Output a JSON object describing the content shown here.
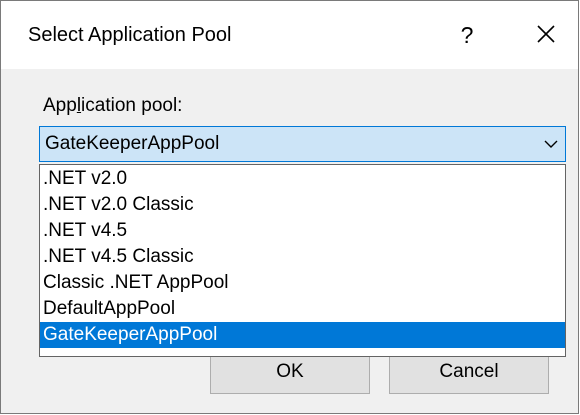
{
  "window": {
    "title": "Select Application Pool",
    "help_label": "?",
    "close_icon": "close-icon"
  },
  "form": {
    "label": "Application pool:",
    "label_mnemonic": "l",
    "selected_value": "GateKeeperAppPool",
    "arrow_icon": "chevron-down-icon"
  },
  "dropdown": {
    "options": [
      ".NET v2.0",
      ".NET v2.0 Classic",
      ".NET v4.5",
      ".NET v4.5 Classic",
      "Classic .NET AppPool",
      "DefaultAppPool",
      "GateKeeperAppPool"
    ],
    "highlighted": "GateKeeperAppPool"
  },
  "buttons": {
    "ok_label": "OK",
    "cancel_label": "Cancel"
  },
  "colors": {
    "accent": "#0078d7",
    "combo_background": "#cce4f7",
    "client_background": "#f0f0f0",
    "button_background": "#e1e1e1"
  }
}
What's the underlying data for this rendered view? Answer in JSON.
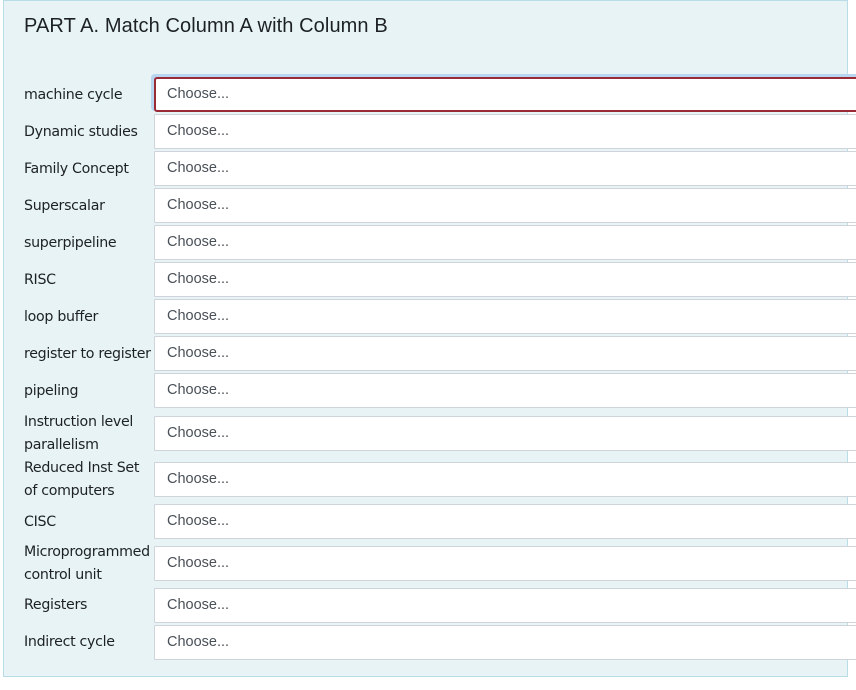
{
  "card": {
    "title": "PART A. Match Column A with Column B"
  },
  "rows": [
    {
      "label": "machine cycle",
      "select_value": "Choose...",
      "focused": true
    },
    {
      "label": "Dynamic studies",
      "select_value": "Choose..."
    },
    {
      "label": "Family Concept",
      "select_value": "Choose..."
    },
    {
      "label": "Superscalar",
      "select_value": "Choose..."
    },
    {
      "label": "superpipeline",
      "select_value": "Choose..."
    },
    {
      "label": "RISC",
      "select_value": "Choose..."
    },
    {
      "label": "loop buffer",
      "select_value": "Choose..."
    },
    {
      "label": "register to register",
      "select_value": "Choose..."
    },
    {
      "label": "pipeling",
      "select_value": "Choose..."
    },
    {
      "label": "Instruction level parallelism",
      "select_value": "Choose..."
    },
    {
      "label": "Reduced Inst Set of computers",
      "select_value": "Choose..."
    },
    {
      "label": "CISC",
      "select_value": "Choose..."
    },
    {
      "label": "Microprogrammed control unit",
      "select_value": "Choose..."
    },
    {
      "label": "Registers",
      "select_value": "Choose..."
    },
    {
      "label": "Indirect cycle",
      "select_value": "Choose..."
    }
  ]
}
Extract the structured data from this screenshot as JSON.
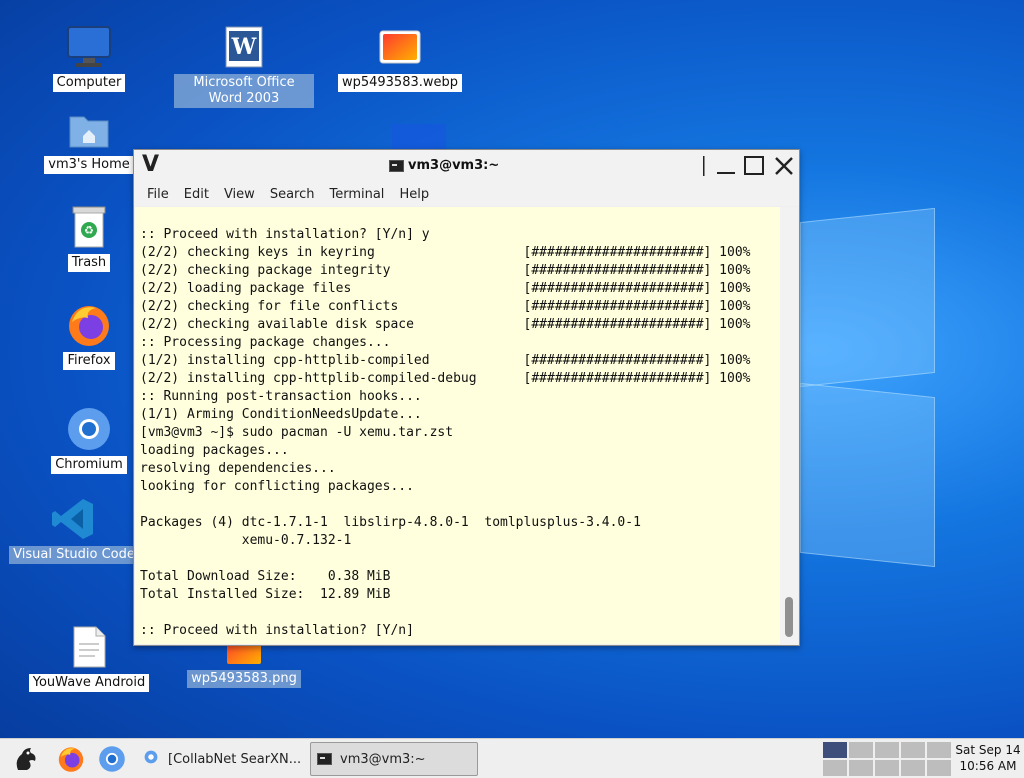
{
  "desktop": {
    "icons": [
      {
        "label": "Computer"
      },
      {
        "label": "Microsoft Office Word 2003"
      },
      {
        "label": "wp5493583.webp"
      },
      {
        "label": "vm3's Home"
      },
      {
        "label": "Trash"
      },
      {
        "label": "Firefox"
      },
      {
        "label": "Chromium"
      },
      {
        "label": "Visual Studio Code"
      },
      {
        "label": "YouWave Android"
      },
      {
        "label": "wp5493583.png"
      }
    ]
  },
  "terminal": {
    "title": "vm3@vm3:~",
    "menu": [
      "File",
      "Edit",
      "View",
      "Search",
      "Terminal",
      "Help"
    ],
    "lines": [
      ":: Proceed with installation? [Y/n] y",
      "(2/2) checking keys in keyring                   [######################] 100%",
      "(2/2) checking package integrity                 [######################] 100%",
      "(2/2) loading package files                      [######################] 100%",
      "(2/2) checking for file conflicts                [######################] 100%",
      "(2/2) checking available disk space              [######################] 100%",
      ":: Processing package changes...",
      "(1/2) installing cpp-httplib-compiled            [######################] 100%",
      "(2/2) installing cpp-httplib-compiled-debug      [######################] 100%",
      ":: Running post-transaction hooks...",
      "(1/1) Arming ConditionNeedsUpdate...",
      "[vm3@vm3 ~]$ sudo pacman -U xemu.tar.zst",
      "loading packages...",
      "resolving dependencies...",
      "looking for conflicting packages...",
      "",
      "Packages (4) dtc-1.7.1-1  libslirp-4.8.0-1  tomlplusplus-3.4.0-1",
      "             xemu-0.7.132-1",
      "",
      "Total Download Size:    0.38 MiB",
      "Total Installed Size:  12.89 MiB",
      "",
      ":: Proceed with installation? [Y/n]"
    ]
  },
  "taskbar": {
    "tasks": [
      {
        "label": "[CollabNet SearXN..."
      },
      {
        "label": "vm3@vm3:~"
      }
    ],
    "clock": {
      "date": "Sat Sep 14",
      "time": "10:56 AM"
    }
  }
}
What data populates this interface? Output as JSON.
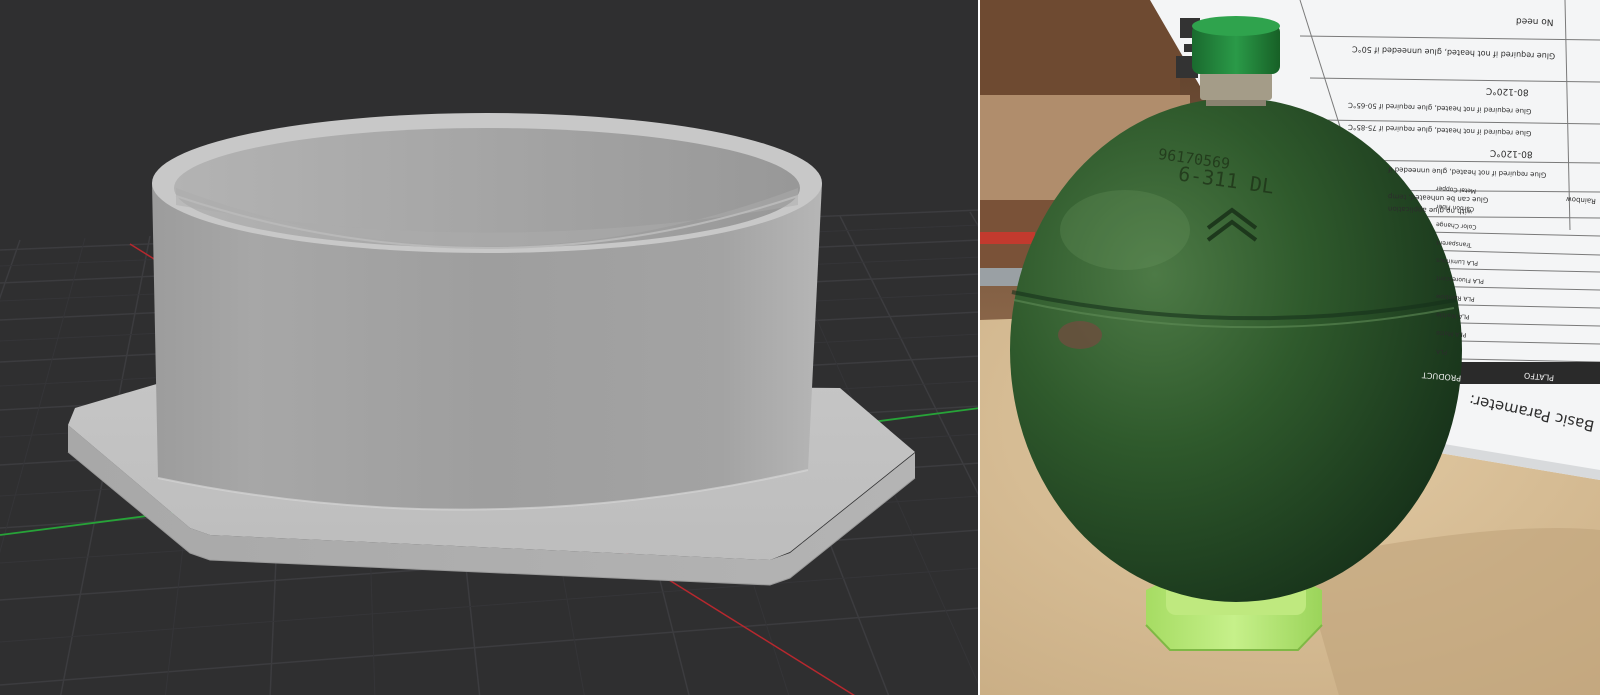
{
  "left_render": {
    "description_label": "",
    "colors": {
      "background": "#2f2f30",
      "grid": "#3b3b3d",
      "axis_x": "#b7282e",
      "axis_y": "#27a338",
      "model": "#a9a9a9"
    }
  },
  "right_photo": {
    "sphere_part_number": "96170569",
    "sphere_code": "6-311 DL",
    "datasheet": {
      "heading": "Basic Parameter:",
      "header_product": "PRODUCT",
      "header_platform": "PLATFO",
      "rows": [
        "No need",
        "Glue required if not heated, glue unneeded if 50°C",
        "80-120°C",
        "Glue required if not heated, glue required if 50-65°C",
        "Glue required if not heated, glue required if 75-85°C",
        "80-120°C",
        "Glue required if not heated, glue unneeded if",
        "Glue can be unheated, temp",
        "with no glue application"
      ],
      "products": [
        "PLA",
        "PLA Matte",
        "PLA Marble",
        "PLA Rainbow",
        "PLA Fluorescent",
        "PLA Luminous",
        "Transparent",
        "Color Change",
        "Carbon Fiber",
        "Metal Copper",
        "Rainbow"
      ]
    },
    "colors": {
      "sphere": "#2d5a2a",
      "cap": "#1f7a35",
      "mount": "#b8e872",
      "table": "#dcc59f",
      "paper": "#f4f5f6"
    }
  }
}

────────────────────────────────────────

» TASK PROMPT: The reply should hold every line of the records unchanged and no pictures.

» RESPONSE:
Output a JSON object describing the content shown here.
{
  "window": {
    "title": "Select Application Pool",
    "help_label": "?",
    "close_icon": "close-icon"
  },
  "form": {
    "label": "Application pool:",
    "label_mnemonic": "l",
    "selected_value": "GateKeeperAppPool",
    "arrow_icon": "chevron-down-icon"
  },
  "dropdown": {
    "options": [
      ".NET v2.0",
      ".NET v2.0 Classic",
      ".NET v4.5",
      ".NET v4.5 Classic",
      "Classic .NET AppPool",
      "DefaultAppPool",
      "GateKeeperAppPool"
    ],
    "highlighted": "GateKeeperAppPool"
  },
  "buttons": {
    "ok_label": "OK",
    "cancel_label": "Cancel"
  },
  "colors": {
    "accent": "#0078d7",
    "combo_background": "#cce4f7",
    "client_background": "#f0f0f0",
    "button_background": "#e1e1e1"
  }
}
What's the underlying data for this rendered view? Answer in JSON.
{
  "card": {
    "title": "PART A. Match Column A with Column B"
  },
  "rows": [
    {
      "label": "machine cycle",
      "select_value": "Choose...",
      "focused": true
    },
    {
      "label": "Dynamic studies",
      "select_value": "Choose..."
    },
    {
      "label": "Family Concept",
      "select_value": "Choose..."
    },
    {
      "label": "Superscalar",
      "select_value": "Choose..."
    },
    {
      "label": "superpipeline",
      "select_value": "Choose..."
    },
    {
      "label": "RISC",
      "select_value": "Choose..."
    },
    {
      "label": "loop buffer",
      "select_value": "Choose..."
    },
    {
      "label": "register to register",
      "select_value": "Choose..."
    },
    {
      "label": "pipeling",
      "select_value": "Choose..."
    },
    {
      "label": "Instruction level parallelism",
      "select_value": "Choose..."
    },
    {
      "label": "Reduced Inst Set of computers",
      "select_value": "Choose..."
    },
    {
      "label": "CISC",
      "select_value": "Choose..."
    },
    {
      "label": "Microprogrammed control unit",
      "select_value": "Choose..."
    },
    {
      "label": "Registers",
      "select_value": "Choose..."
    },
    {
      "label": "Indirect cycle",
      "select_value": "Choose..."
    }
  ]
}
Extract the structured data from this screenshot as JSON.
{
  "desktop": {
    "icons": [
      {
        "label": "Computer"
      },
      {
        "label": "Microsoft Office Word 2003"
      },
      {
        "label": "wp5493583.webp"
      },
      {
        "label": "vm3's Home"
      },
      {
        "label": "Trash"
      },
      {
        "label": "Firefox"
      },
      {
        "label": "Chromium"
      },
      {
        "label": "Visual Studio Code"
      },
      {
        "label": "YouWave Android"
      },
      {
        "label": "wp5493583.png"
      }
    ]
  },
  "terminal": {
    "title": "vm3@vm3:~",
    "menu": [
      "File",
      "Edit",
      "View",
      "Search",
      "Terminal",
      "Help"
    ],
    "lines": [
      ":: Proceed with installation? [Y/n] y",
      "(2/2) checking keys in keyring                   [######################] 100%",
      "(2/2) checking package integrity                 [######################] 100%",
      "(2/2) loading package files                      [######################] 100%",
      "(2/2) checking for file conflicts                [######################] 100%",
      "(2/2) checking available disk space              [######################] 100%",
      ":: Processing package changes...",
      "(1/2) installing cpp-httplib-compiled            [######################] 100%",
      "(2/2) installing cpp-httplib-compiled-debug      [######################] 100%",
      ":: Running post-transaction hooks...",
      "(1/1) Arming ConditionNeedsUpdate...",
      "[vm3@vm3 ~]$ sudo pacman -U xemu.tar.zst",
      "loading packages...",
      "resolving dependencies...",
      "looking for conflicting packages...",
      "",
      "Packages (4) dtc-1.7.1-1  libslirp-4.8.0-1  tomlplusplus-3.4.0-1",
      "             xemu-0.7.132-1",
      "",
      "Total Download Size:    0.38 MiB",
      "Total Installed Size:  12.89 MiB",
      "",
      ":: Proceed with installation? [Y/n]"
    ]
  },
  "taskbar": {
    "tasks": [
      {
        "label": "[CollabNet SearXN..."
      },
      {
        "label": "vm3@vm3:~"
      }
    ],
    "clock": {
      "date": "Sat Sep 14",
      "time": "10:56 AM"
    }
  }
}
What data populates this interface? Output as JSON.
{
  "left_render": {
    "description_label": "",
    "colors": {
      "background": "#2f2f30",
      "grid": "#3b3b3d",
      "axis_x": "#b7282e",
      "axis_y": "#27a338",
      "model": "#a9a9a9"
    }
  },
  "right_photo": {
    "sphere_part_number": "96170569",
    "sphere_code": "6-311 DL",
    "datasheet": {
      "heading": "Basic Parameter:",
      "header_product": "PRODUCT",
      "header_platform": "PLATFO",
      "rows": [
        "No need",
        "Glue required if not heated, glue unneeded if 50°C",
        "80-120°C",
        "Glue required if not heated, glue required if 50-65°C",
        "Glue required if not heated, glue required if 75-85°C",
        "80-120°C",
        "Glue required if not heated, glue unneeded if",
        "Glue can be unheated, temp",
        "with no glue application"
      ],
      "products": [
        "PLA",
        "PLA Matte",
        "PLA Marble",
        "PLA Rainbow",
        "PLA Fluorescent",
        "PLA Luminous",
        "Transparent",
        "Color Change",
        "Carbon Fiber",
        "Metal Copper",
        "Rainbow"
      ]
    },
    "colors": {
      "sphere": "#2d5a2a",
      "cap": "#1f7a35",
      "mount": "#b8e872",
      "table": "#dcc59f",
      "paper": "#f4f5f6"
    }
  }
}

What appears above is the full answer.